Work through the data below and copy out every line where "name" is found.

Data about app and page elements:
========================
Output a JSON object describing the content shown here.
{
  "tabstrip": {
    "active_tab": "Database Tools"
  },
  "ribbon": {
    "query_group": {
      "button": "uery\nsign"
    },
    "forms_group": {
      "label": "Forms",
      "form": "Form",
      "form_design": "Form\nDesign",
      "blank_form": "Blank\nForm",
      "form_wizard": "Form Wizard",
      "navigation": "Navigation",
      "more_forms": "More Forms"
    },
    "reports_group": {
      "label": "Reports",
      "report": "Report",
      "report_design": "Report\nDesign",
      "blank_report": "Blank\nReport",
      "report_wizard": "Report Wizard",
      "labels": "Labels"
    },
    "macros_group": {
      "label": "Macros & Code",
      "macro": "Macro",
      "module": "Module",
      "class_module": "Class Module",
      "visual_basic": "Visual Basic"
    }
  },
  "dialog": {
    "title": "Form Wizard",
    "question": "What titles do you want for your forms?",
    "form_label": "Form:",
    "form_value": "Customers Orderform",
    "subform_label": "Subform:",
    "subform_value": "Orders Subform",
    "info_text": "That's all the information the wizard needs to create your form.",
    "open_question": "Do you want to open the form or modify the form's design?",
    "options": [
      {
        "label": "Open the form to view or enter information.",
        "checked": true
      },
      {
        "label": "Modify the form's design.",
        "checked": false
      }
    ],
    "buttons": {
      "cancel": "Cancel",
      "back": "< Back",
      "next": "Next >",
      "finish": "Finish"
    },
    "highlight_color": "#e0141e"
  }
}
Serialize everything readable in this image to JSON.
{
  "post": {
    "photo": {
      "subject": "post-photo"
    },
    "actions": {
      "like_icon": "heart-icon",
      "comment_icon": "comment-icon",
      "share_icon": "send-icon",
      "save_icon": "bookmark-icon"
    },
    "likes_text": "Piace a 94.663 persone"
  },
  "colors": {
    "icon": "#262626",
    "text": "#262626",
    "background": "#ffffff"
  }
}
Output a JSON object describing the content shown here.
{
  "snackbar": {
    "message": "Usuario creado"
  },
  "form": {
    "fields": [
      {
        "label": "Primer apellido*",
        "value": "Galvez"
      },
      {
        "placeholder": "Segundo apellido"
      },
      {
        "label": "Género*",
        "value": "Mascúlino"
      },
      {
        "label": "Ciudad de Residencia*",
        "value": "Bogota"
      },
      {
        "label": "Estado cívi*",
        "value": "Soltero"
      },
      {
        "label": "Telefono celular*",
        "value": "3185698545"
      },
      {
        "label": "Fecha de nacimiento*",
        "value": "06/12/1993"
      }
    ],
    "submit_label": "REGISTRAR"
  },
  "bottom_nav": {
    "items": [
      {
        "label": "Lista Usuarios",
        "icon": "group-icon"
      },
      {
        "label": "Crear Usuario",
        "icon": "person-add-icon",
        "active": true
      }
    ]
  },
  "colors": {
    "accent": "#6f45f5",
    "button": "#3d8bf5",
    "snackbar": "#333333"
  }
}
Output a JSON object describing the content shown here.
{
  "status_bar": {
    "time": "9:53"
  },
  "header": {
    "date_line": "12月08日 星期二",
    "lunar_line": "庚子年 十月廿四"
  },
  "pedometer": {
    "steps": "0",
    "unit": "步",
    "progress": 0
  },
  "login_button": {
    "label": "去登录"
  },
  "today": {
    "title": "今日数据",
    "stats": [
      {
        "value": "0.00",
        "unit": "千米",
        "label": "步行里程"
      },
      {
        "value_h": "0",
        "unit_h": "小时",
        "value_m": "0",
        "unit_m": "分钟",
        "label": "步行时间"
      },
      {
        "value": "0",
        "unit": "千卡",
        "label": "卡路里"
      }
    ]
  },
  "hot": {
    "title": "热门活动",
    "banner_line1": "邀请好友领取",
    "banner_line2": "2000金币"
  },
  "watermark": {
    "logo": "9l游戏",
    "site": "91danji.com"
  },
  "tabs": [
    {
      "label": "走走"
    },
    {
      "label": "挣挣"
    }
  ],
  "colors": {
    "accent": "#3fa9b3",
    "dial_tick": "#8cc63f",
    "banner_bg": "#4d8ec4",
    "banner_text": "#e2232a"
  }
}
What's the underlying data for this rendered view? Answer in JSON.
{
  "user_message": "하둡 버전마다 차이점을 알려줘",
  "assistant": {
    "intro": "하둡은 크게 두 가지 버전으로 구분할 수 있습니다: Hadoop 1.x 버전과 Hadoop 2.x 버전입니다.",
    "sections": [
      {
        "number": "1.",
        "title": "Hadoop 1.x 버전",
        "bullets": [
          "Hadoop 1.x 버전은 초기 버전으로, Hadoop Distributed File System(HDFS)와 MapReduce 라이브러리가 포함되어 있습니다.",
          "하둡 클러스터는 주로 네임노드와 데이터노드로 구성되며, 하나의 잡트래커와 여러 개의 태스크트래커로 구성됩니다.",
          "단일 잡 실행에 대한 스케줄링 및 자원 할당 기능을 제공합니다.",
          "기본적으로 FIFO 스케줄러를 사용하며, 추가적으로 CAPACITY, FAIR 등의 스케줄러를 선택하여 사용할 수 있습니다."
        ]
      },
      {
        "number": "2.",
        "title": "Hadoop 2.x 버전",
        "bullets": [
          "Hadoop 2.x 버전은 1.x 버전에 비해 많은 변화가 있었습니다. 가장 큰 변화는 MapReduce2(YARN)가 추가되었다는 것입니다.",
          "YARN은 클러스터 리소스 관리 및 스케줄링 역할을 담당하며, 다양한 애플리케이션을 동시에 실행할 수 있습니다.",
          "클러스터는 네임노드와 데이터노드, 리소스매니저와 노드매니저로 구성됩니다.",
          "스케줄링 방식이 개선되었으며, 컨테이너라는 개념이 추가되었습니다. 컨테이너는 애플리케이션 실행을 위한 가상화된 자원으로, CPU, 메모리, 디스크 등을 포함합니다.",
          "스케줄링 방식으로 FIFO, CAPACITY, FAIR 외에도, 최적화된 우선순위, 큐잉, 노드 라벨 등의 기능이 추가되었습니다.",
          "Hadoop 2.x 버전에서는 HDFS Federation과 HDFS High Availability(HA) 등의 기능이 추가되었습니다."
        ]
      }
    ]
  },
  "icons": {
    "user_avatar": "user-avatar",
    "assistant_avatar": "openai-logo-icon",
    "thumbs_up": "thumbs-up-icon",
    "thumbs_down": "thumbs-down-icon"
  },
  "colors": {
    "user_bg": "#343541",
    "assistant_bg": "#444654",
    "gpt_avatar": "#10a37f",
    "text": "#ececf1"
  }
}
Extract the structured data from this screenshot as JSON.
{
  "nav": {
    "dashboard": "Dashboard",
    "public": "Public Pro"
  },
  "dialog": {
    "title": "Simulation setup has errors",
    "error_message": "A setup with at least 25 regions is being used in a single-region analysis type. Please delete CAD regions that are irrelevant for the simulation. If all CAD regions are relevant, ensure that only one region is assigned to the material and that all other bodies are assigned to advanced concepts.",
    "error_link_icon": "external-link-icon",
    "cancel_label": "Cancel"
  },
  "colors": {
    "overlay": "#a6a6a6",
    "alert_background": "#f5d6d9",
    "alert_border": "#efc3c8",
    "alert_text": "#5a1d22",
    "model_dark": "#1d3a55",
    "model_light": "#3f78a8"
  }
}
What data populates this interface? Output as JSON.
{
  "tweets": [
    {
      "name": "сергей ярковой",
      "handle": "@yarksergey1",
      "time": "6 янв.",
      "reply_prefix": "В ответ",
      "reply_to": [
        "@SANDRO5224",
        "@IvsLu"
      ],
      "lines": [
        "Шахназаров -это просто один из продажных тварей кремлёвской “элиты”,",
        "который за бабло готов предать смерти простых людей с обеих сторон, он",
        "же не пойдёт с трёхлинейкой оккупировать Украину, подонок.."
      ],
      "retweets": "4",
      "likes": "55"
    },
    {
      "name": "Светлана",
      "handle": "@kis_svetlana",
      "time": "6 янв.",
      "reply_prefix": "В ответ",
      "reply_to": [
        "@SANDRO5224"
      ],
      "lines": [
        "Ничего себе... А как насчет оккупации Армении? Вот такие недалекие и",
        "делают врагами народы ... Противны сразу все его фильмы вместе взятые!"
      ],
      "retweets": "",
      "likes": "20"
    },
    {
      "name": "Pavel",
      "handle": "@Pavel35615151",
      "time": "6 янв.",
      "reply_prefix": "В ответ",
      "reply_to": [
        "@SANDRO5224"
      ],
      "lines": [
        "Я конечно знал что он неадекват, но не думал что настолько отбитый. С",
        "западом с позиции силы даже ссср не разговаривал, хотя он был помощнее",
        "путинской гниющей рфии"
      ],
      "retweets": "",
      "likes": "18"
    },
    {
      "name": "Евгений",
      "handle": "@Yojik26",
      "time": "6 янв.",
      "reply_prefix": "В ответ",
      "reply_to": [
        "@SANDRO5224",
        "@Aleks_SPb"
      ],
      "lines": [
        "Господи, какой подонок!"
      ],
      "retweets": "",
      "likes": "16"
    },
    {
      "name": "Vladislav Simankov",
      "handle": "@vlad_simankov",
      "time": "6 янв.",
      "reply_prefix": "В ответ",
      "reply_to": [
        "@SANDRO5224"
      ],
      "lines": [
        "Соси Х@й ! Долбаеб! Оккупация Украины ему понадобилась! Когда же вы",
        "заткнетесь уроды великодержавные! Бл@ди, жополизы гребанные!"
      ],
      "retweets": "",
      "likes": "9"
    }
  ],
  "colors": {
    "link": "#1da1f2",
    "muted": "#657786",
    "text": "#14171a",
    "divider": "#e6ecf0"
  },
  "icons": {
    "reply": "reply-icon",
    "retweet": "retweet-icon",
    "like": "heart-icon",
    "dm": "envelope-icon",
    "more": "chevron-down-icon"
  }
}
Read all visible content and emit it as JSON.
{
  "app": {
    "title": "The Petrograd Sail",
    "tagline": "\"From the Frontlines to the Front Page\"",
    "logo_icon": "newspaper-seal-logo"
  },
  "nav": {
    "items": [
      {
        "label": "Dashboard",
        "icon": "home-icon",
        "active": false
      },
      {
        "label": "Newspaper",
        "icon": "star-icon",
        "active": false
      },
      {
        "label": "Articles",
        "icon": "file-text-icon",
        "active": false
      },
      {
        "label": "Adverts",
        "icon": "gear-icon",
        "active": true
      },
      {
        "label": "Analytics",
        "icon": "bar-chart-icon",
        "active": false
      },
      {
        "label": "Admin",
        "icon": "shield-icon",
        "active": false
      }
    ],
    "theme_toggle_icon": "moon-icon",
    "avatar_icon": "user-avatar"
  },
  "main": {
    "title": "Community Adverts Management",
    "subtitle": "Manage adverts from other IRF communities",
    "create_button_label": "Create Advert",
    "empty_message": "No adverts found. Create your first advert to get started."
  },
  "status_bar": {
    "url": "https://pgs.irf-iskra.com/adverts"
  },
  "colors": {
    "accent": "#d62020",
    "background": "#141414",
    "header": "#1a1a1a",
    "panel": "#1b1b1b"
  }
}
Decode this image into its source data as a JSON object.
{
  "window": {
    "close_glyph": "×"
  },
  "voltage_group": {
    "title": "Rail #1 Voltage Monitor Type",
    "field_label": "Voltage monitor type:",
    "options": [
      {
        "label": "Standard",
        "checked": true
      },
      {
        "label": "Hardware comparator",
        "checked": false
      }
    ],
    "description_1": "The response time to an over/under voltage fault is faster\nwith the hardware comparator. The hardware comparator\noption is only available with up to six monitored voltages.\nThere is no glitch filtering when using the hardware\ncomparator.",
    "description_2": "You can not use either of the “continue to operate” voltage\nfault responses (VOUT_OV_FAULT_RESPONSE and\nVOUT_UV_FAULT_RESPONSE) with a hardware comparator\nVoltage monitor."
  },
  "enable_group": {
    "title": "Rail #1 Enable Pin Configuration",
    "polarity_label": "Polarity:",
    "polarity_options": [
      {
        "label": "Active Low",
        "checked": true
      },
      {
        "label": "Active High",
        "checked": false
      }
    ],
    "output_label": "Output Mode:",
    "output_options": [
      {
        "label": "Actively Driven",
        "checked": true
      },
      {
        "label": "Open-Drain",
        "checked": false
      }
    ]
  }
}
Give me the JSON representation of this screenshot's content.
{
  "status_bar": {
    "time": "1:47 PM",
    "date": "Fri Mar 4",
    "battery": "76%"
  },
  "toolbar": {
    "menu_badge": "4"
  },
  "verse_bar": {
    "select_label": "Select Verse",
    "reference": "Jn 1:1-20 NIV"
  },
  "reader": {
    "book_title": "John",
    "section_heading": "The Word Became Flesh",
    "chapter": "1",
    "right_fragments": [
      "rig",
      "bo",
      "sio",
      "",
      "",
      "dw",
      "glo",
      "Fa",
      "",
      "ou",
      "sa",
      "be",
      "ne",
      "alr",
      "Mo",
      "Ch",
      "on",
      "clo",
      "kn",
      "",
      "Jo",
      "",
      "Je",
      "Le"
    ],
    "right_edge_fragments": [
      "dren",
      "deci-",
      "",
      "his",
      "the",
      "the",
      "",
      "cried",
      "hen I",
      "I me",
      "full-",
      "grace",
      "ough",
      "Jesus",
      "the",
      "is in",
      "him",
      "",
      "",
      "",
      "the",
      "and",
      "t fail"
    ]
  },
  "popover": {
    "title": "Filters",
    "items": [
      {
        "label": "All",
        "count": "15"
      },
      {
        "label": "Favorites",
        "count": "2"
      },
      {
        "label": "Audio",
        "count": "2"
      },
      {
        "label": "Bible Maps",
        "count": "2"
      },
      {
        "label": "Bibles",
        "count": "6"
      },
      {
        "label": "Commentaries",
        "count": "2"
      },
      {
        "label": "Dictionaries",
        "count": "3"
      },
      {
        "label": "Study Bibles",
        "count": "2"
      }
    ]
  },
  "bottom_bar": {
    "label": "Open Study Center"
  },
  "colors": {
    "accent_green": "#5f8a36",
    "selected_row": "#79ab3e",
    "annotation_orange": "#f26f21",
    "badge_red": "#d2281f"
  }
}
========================
* **Answer for this exercise**
      "name": "сергей ярковой",
      "name": "Светлана",
      "name": "Pavel",
      "name": "Евгений",
      "name": "Vladislav Simankov",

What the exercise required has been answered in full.